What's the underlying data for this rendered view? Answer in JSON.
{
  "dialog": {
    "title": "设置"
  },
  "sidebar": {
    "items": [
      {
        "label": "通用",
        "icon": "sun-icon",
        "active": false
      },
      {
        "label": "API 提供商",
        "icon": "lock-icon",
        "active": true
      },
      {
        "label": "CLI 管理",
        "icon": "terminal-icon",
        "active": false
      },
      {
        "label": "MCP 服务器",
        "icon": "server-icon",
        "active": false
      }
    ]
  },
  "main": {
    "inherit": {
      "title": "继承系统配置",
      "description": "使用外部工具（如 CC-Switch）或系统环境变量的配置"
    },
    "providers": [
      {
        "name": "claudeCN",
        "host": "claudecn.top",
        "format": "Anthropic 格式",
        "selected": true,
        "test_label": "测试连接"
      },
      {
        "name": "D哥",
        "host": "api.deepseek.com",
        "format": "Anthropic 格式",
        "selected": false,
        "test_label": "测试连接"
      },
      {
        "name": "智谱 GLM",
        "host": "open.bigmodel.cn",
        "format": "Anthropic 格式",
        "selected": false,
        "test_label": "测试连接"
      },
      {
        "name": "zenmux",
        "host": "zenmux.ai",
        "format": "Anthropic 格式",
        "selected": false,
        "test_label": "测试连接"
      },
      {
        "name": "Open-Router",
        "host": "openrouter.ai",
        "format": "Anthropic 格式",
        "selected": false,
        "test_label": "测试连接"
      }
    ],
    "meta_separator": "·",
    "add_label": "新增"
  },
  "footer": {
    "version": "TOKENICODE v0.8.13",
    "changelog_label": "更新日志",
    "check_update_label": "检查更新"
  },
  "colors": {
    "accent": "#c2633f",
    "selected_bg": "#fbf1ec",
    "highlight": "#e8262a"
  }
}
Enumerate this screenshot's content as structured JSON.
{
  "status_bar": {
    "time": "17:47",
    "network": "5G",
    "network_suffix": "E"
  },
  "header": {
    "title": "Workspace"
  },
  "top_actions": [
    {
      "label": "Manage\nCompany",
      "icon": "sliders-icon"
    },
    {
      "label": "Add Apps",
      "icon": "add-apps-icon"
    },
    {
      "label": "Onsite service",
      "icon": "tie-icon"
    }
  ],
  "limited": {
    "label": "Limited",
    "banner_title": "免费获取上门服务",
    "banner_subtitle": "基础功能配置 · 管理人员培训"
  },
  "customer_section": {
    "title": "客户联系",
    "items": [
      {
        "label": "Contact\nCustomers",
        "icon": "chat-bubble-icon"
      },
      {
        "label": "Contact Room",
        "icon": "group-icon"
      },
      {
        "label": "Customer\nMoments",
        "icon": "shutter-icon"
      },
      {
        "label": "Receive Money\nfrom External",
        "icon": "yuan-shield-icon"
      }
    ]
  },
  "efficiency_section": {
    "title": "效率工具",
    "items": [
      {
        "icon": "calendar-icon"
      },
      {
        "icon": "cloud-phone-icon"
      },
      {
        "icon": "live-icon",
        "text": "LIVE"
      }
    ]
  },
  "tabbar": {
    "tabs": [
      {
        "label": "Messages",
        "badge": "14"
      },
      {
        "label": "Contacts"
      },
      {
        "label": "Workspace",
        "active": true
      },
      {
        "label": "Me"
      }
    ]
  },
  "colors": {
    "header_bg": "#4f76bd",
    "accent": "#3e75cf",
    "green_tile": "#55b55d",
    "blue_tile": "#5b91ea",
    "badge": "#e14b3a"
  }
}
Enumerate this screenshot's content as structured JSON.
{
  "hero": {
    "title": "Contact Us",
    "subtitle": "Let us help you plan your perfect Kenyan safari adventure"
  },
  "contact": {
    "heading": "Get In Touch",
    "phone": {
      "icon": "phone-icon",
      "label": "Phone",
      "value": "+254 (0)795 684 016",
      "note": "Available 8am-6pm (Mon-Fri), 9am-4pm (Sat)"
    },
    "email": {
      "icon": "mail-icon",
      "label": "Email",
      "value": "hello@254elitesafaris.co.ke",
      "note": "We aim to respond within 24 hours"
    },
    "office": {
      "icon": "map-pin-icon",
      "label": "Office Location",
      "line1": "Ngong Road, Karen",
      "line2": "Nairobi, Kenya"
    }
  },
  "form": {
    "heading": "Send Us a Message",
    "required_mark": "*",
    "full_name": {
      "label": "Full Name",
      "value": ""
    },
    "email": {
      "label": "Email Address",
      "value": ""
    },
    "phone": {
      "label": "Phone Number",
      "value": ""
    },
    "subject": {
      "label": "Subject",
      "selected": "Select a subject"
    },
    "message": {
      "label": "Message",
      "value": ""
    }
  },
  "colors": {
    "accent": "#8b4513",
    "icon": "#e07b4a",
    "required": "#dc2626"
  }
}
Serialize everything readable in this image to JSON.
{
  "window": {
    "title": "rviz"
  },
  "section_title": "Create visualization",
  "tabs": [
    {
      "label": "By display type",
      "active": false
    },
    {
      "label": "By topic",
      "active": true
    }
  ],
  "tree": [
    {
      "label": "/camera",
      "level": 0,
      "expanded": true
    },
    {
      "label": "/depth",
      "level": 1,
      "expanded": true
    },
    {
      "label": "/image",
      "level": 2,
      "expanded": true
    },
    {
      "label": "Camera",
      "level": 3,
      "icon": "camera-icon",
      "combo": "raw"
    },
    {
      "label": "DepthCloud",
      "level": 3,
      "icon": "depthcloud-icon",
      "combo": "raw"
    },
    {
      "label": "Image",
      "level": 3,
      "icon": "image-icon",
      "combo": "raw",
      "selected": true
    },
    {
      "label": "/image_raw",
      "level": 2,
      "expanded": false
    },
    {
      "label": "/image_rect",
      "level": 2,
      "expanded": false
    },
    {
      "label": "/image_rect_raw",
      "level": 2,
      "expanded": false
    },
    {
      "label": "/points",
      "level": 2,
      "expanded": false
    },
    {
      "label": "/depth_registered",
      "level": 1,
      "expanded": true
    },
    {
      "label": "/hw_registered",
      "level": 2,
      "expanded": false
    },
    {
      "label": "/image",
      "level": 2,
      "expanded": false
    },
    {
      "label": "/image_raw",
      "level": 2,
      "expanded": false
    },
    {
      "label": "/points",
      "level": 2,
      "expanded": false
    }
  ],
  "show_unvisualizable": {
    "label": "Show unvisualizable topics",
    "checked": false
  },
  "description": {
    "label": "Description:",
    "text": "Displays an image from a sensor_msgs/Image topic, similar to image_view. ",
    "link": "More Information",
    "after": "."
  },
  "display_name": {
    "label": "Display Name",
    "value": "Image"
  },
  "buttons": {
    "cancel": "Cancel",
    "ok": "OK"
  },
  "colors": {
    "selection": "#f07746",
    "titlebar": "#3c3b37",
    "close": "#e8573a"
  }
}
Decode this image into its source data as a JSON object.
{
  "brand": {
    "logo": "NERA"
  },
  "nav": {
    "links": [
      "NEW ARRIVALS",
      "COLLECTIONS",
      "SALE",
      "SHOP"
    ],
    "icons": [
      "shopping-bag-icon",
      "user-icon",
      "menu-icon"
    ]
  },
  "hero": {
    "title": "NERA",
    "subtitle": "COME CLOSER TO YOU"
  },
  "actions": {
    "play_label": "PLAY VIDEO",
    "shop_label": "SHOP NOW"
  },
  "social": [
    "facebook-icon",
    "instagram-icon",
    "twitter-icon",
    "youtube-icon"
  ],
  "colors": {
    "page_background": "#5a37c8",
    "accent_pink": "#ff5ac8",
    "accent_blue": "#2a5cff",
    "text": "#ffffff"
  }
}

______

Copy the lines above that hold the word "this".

» **Response**
What's the underlying data for this rendered view? Answer in JSON.
Enumerate this screenshot's content as structured JSON.
Enumerate this screenshot's content as structured JSON.
Serialize everything readable in this image to JSON.
Decode this image into its source data as a JSON object.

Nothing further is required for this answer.